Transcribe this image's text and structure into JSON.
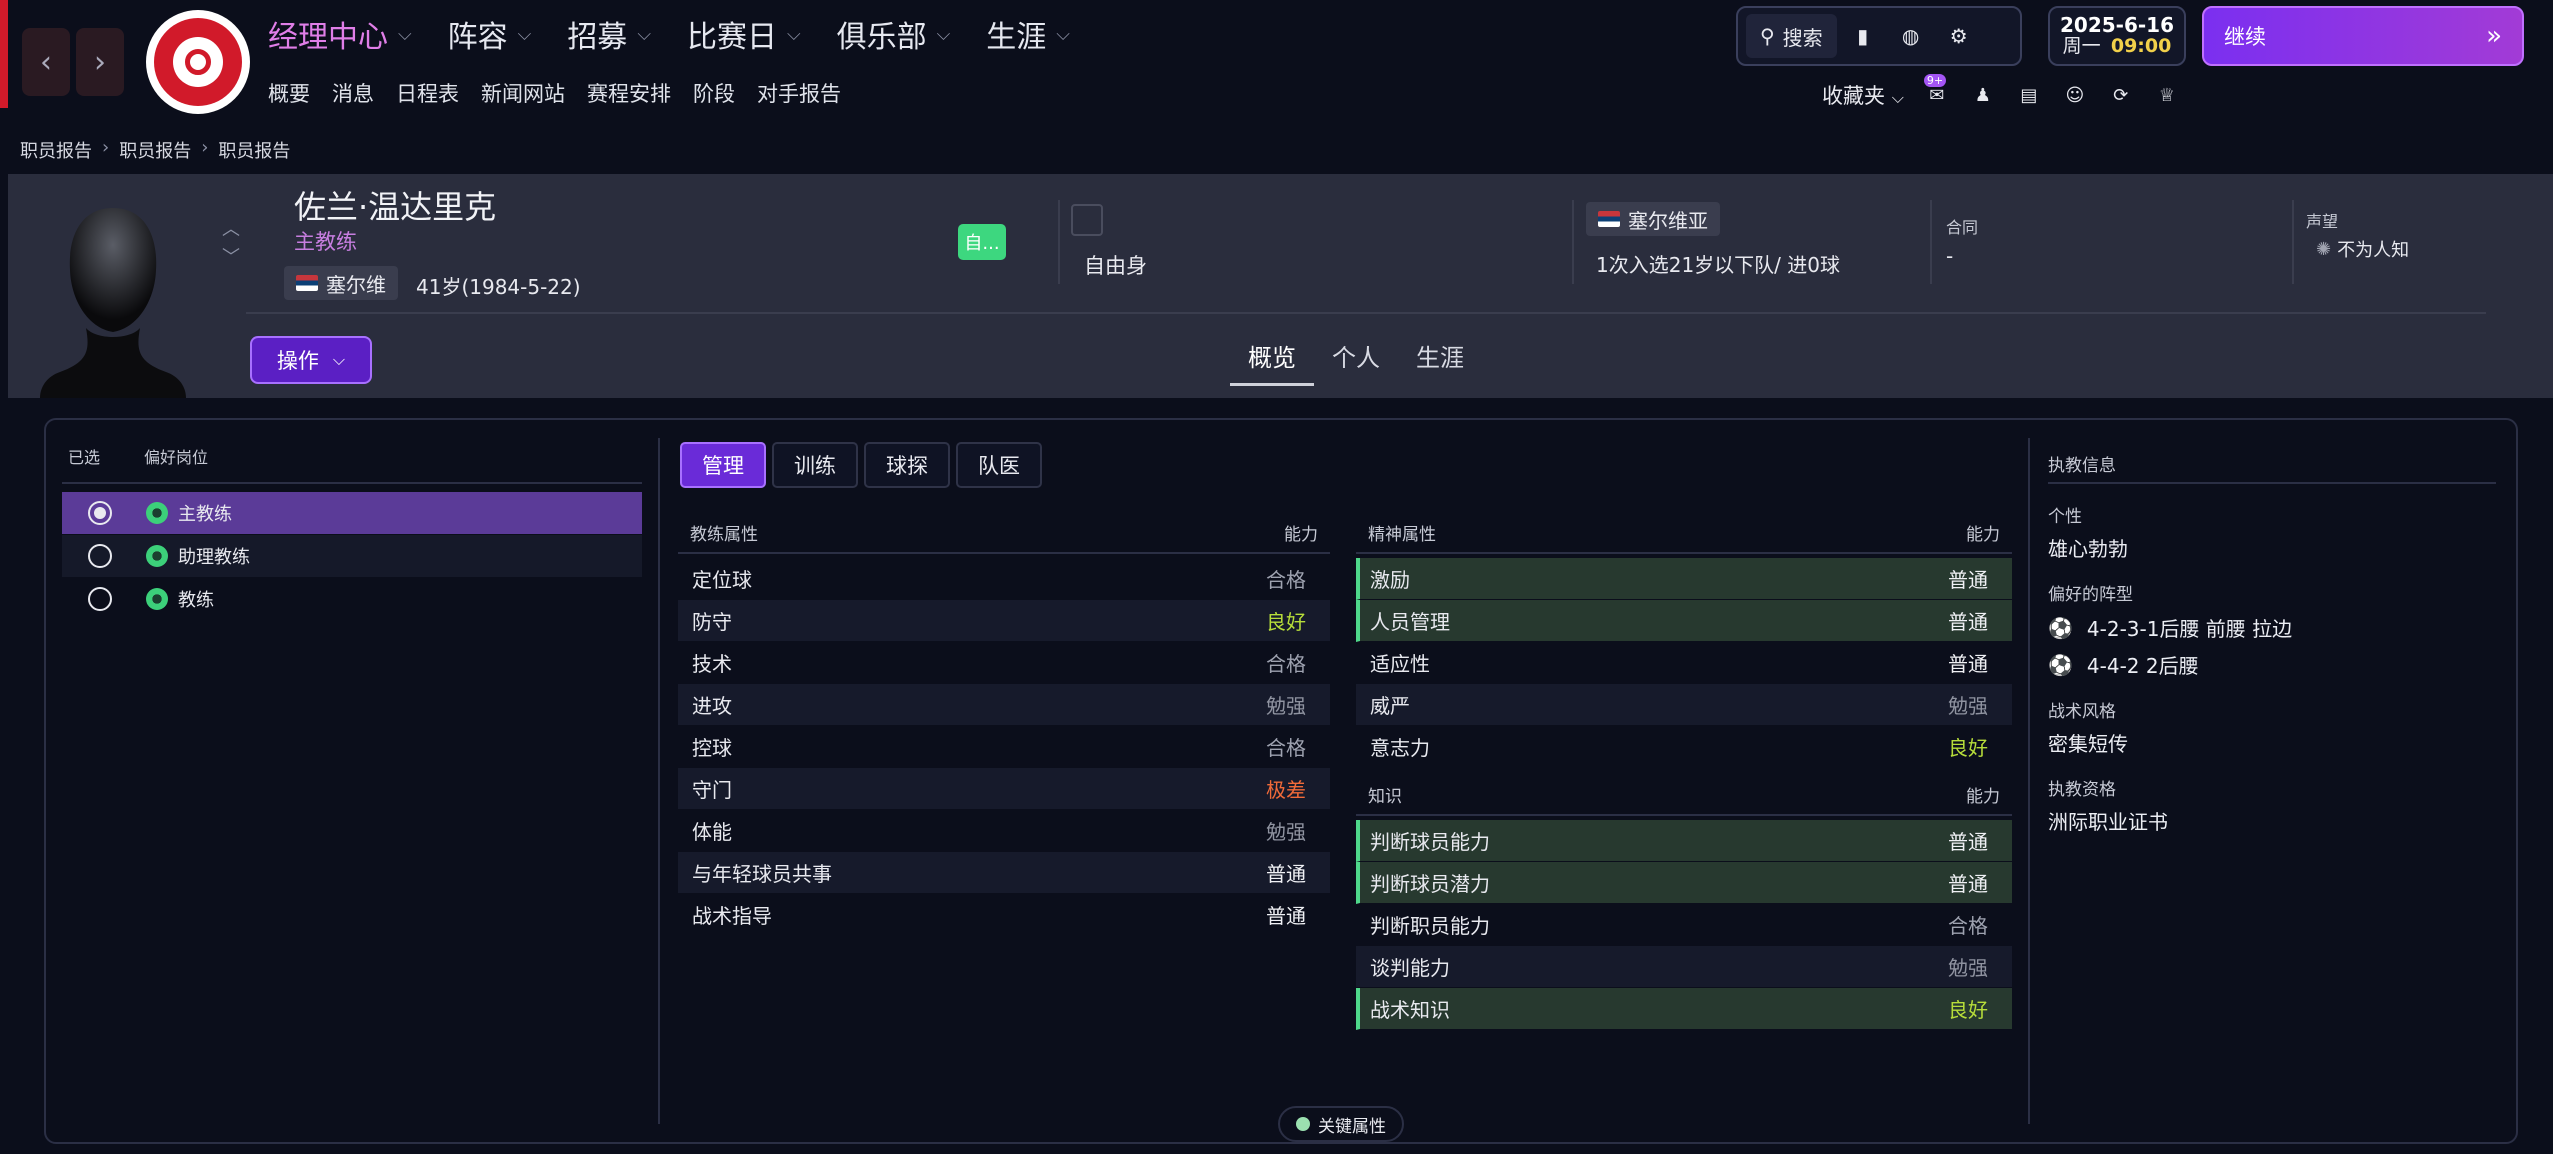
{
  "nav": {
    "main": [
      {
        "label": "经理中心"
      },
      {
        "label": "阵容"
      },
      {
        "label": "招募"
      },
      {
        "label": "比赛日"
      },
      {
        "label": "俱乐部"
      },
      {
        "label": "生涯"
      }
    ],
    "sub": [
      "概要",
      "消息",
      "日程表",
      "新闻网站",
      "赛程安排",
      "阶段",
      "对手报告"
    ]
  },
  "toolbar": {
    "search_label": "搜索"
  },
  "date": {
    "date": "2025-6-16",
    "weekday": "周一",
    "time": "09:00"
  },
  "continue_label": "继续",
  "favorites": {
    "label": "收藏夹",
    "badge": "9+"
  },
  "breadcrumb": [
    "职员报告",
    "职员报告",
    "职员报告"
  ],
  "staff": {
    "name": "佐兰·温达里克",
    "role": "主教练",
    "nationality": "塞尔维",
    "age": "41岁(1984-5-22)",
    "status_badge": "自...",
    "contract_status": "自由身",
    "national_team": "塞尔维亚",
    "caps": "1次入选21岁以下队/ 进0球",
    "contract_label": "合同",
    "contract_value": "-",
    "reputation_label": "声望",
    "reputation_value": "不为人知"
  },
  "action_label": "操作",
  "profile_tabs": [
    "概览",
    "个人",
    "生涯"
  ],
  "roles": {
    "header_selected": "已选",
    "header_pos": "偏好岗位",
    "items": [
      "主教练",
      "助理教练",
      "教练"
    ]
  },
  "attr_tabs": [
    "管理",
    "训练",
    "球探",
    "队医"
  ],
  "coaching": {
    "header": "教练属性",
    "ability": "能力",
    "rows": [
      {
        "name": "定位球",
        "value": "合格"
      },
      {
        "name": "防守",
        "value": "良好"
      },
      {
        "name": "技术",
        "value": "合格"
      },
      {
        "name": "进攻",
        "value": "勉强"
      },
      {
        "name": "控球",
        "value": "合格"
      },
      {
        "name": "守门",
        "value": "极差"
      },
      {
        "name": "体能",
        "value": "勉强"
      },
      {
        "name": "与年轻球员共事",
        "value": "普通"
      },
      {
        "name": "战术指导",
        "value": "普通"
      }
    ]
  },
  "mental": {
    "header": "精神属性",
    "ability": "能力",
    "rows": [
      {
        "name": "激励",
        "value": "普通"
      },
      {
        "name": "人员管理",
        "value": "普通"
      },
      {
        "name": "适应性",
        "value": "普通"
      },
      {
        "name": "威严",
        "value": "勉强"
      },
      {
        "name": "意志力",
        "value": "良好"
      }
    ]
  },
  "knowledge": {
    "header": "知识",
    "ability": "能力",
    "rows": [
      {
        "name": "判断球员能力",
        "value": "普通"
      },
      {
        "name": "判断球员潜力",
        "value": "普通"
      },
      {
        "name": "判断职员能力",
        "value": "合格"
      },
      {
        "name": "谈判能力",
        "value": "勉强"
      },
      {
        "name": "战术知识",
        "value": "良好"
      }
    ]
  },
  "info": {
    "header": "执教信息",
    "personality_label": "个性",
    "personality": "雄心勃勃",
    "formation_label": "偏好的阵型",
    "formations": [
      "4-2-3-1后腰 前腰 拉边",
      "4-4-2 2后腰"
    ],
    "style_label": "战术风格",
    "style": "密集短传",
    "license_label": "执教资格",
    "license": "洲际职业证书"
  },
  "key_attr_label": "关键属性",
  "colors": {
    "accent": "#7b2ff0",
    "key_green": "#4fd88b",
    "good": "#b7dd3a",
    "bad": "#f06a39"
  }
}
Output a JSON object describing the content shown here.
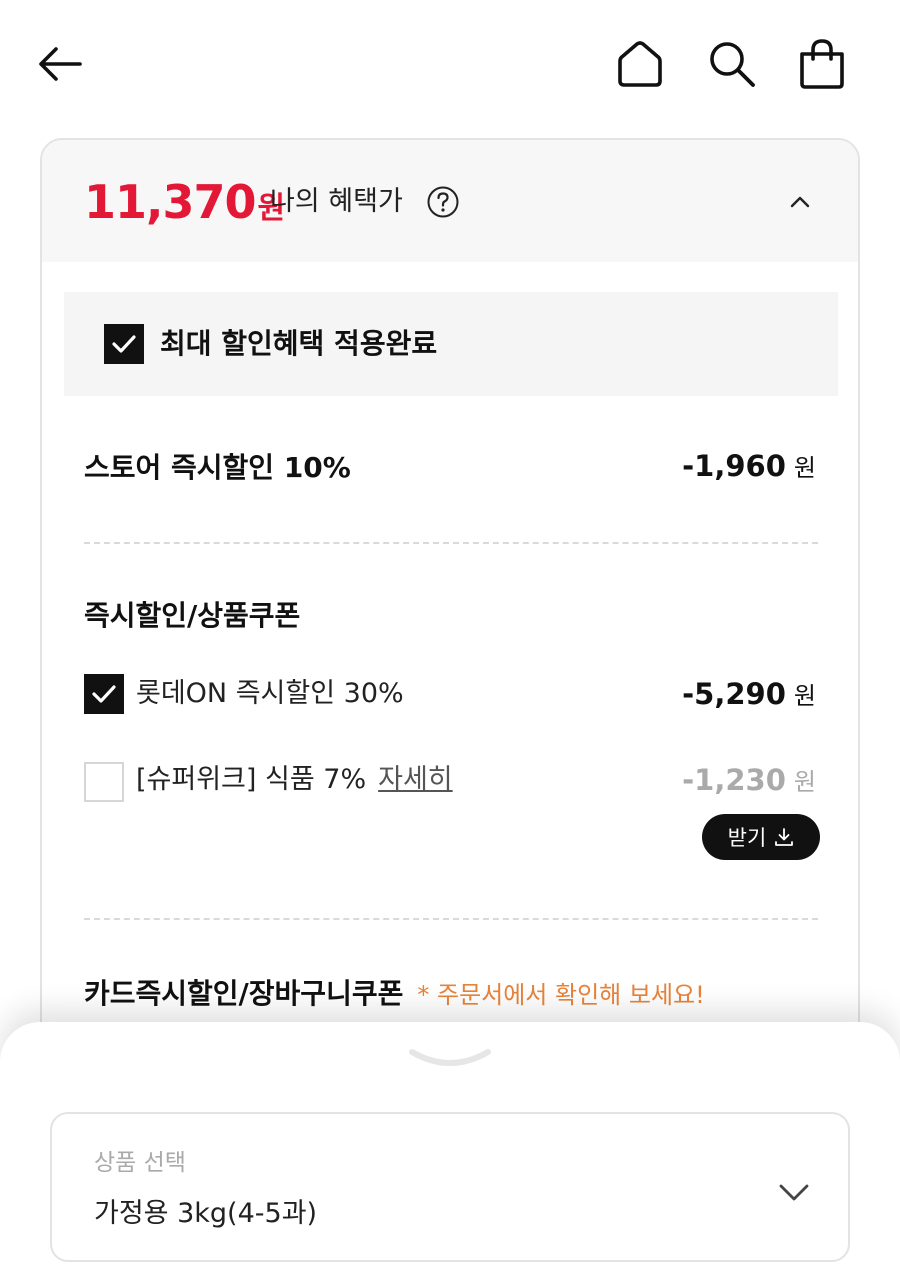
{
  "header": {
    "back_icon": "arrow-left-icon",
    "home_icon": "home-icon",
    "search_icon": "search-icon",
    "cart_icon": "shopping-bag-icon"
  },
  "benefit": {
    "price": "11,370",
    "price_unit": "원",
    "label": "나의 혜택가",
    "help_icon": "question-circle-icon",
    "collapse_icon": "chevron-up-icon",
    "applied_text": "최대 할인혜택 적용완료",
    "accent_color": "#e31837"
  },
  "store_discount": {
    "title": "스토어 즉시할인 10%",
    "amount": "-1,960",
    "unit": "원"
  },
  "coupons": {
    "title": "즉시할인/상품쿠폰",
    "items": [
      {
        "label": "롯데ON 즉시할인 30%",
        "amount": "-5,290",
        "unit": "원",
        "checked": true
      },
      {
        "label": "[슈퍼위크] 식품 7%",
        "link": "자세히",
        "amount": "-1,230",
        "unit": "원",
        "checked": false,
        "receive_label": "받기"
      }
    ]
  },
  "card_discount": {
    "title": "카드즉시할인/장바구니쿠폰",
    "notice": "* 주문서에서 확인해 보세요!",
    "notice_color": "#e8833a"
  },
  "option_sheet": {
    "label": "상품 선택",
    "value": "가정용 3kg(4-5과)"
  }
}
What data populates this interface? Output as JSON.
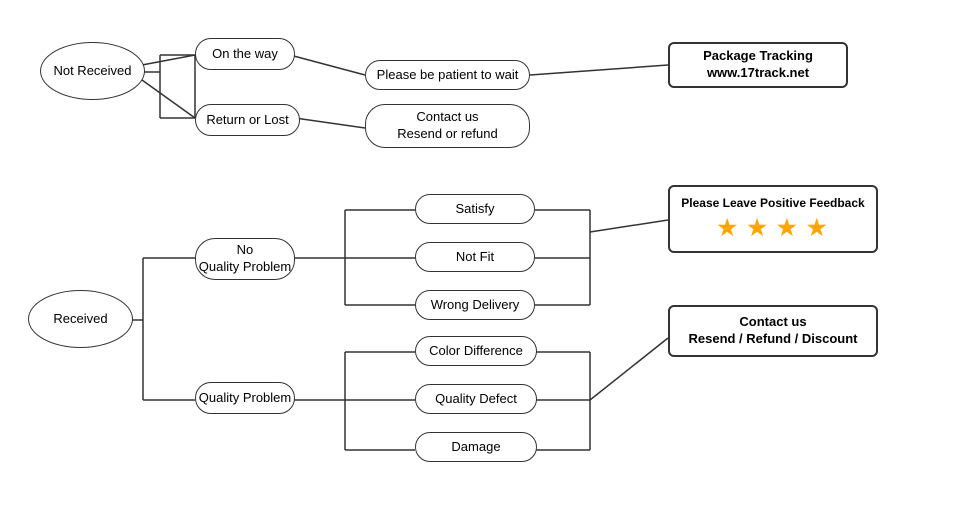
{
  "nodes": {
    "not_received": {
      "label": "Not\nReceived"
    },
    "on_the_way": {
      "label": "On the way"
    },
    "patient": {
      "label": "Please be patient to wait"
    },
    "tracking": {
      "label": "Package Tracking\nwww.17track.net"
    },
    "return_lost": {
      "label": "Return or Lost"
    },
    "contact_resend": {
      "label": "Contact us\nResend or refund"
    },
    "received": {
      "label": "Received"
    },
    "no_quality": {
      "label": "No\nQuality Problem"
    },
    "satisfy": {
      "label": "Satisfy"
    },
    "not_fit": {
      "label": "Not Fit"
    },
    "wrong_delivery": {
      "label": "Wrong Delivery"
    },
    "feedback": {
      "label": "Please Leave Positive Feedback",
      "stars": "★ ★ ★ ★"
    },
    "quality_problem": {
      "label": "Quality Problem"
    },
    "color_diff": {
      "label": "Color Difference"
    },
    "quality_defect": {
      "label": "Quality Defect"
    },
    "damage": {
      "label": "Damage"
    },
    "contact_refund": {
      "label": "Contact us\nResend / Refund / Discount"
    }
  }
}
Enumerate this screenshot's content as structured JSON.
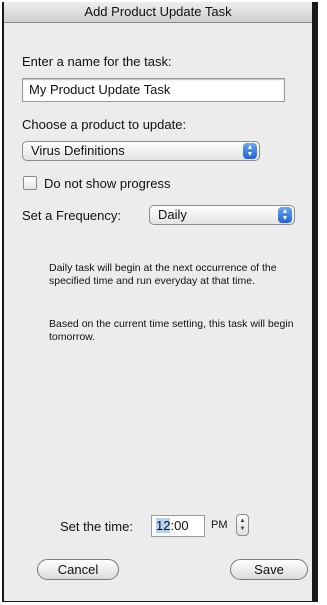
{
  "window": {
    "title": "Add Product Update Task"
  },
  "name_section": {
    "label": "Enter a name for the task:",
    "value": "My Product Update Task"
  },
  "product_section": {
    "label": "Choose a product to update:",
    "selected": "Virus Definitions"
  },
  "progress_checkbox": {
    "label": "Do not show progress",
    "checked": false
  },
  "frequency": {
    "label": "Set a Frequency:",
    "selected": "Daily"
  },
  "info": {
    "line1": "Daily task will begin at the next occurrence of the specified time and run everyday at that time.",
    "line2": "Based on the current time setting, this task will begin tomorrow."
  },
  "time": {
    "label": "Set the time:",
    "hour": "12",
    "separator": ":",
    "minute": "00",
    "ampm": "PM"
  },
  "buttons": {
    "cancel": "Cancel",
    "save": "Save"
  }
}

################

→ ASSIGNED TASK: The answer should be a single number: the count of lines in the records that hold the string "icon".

→ ANSWER TO THIS TASK: 6